“The short answer is that repeated academic studies have shown that investments in public lands conservation and restoration provide an immediate return through new employment and revenue,” says author Ben Alexander. The study cites the Economic Research Service of the U.S. Department of Agriculture, which recently found that “recreation and tourism development contributes to rural well-being, increasing local employment, wage levels, and income, reducing poverty, and improving education and health.”
Unlike the small-scale, short-term benefits of resource extraction that would be expected for Otero Mesa residents, protected public lands also help to promote long-term economic growth, says the Headwaters study, “because of their ability to attract and retain people, entrepreneurs, and the growing number of retirees who locate for quality of life reasons.” Published research also shows that natural amenities help sustain property values and attract new investment.

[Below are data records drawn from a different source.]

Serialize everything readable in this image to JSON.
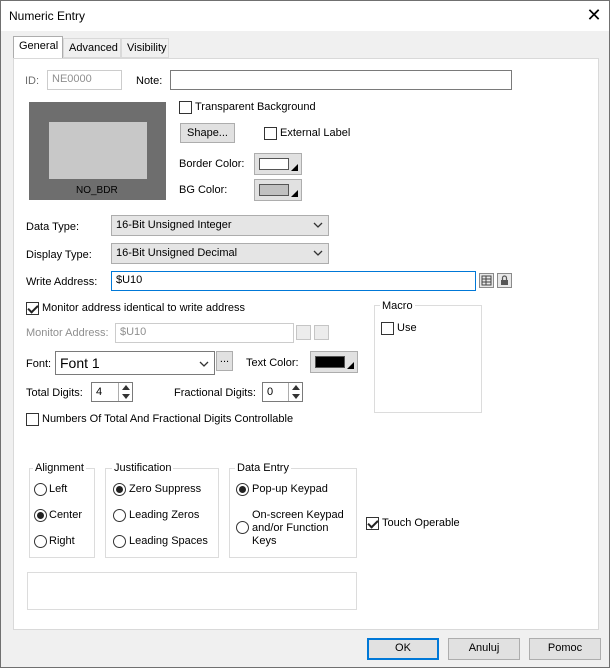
{
  "window": {
    "title": "Numeric Entry",
    "close_label": "✕"
  },
  "tabs": [
    {
      "label": "General"
    },
    {
      "label": "Advanced"
    },
    {
      "label": "Visibility"
    }
  ],
  "general": {
    "id_label": "ID:",
    "id_value": "NE0000",
    "note_label": "Note:",
    "note_value": "",
    "preview_caption": "NO_BDR",
    "transparent_bg_label": "Transparent Background",
    "shape_button": "Shape...",
    "external_label_label": "External Label",
    "border_color_label": "Border Color:",
    "bg_color_label": "BG Color:",
    "data_type_label": "Data Type:",
    "data_type_value": "16-Bit Unsigned Integer",
    "display_type_label": "Display Type:",
    "display_type_value": "16-Bit Unsigned Decimal",
    "write_address_label": "Write Address:",
    "write_address_value": "$U10",
    "monitor_identical_label": "Monitor address identical to write address",
    "monitor_address_label": "Monitor Address:",
    "monitor_address_value": "$U10",
    "macro_title": "Macro",
    "macro_use_label": "Use",
    "font_label": "Font:",
    "font_value": "Font 1",
    "font_ellipsis": "...",
    "text_color_label": "Text Color:",
    "total_digits_label": "Total Digits:",
    "total_digits_value": "4",
    "fractional_digits_label": "Fractional Digits:",
    "fractional_digits_value": "0",
    "digits_controllable_label": "Numbers Of Total And Fractional Digits Controllable",
    "alignment": {
      "title": "Alignment",
      "options": [
        "Left",
        "Center",
        "Right"
      ],
      "selected": "Center"
    },
    "justification": {
      "title": "Justification",
      "options": [
        "Zero Suppress",
        "Leading Zeros",
        "Leading Spaces"
      ],
      "selected": "Zero Suppress"
    },
    "data_entry": {
      "title": "Data Entry",
      "option1": "Pop-up Keypad",
      "option2_line1": "On-screen Keypad",
      "option2_line2": "and/or Function",
      "option2_line3": "Keys",
      "selected": "Pop-up Keypad"
    },
    "touch_operable_label": "Touch Operable"
  },
  "colors": {
    "border_color": "#ffffff",
    "bg_color": "#c0c0c0",
    "text_color": "#000000",
    "preview_outer": "#6e6e6e",
    "preview_inner": "#c8c8c8"
  },
  "footer": {
    "ok": "OK",
    "cancel": "Anuluj",
    "help": "Pomoc"
  }
}
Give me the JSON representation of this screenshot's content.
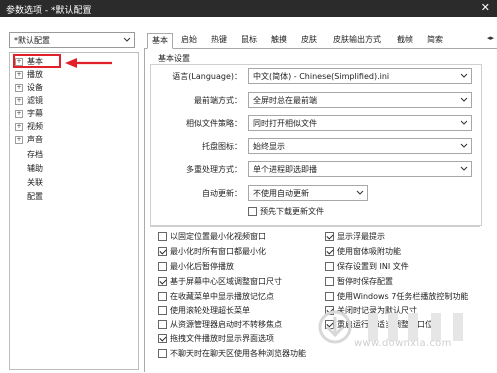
{
  "window": {
    "title": "参数选项 - *默认配置",
    "close_glyph": "✕"
  },
  "profile_select": {
    "value": "*默认配置"
  },
  "tree": {
    "items": [
      {
        "label": "基本",
        "expandable": true
      },
      {
        "label": "播放",
        "expandable": true
      },
      {
        "label": "设备",
        "expandable": true
      },
      {
        "label": "滤镜",
        "expandable": true
      },
      {
        "label": "字幕",
        "expandable": true
      },
      {
        "label": "视频",
        "expandable": true
      },
      {
        "label": "声音",
        "expandable": true
      },
      {
        "label": "存档",
        "expandable": false
      },
      {
        "label": "辅助",
        "expandable": false
      },
      {
        "label": "关联",
        "expandable": false
      },
      {
        "label": "配置",
        "expandable": false
      }
    ]
  },
  "tabs": [
    "基本",
    "启始",
    "热键",
    "鼠标",
    "触摸",
    "皮肤",
    "皮肤输出方式",
    "截帧",
    "简索"
  ],
  "scroll_glyphs": "◂▸",
  "basic": {
    "section_title": "基本设置",
    "rows": [
      {
        "label": "语言(Language)：",
        "value": "中文(简体) - Chinese(Simplified).ini"
      },
      {
        "label": "最前端方式：",
        "value": "全屏时总在最前端"
      },
      {
        "label": "相似文件策略：",
        "value": "同时打开相似文件"
      },
      {
        "label": "托盘图标：",
        "value": "始终显示"
      },
      {
        "label": "多重处理方式：",
        "value": "单个进程即选即播"
      },
      {
        "label": "自动更新：",
        "value": "不使用自动更新"
      }
    ],
    "preview_update": {
      "label": "预先下载更新文件",
      "checked": false
    }
  },
  "options_left": [
    {
      "label": "以固定位置最小化视频窗口",
      "checked": false
    },
    {
      "label": "最小化时所有窗口都最小化",
      "checked": true
    },
    {
      "label": "最小化后暂停播放",
      "checked": false
    },
    {
      "label": "基于屏幕中心区域调整窗口尺寸",
      "checked": true
    },
    {
      "label": "在收藏菜单中显示播放记忆点",
      "checked": false
    },
    {
      "label": "使用滚轮处理超长菜单",
      "checked": false
    },
    {
      "label": "从资源管理器启动时不转移焦点",
      "checked": false
    },
    {
      "label": "拖拽文件播放时显示界面选项",
      "checked": true
    },
    {
      "label": "不聊天时在聊天区使用各种浏览器功能",
      "checked": false
    }
  ],
  "options_right": [
    {
      "label": "显示浮最提示",
      "checked": true
    },
    {
      "label": "使用窗体吸附功能",
      "checked": true
    },
    {
      "label": "保存设置到 INI 文件",
      "checked": false
    },
    {
      "label": "暂停时保存配置",
      "checked": false
    },
    {
      "label": "使用Windows 7任务栏播放控制功能",
      "checked": false
    },
    {
      "label": "关闭时记录为默认尺寸",
      "checked": true
    },
    {
      "label": "重启运行时适当调整窗口位置",
      "checked": true
    }
  ],
  "watermark": {
    "text": "www.downxia.com"
  },
  "colors": {
    "annotation_red": "#e2202a",
    "titlebar": "#2b2b2b"
  }
}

While a national monument designation “would not harm agricultural uses or military employment” in the area, says the study, passing up an opportunity to diversify the economy of southern New Mexico and to boost its long-term resiliency by protecting its unique desert grasslands could be a bad move. “Looking at mineral wealth, the [BLM’s] analysis showed little reason to believe that the local economy would benefit from projected fossil fuel extraction on Otero Mesa—and that the limited revenue from mineral extraction might not even cover the share of infrastructure and service costs,” says Alexander.
It’s difficult to hear amid the anti-environmental mewling that’s overtaken Congress nowadays, but here it is loud and clear: conservation pays. If they are honestly focused on “local priorities, such as jobs, the economy, private property and support,” as Rep. Pearce’s camp purports to be, they would have to support national monument status for Otero Mesa. Anything less is playing politics with our public lands.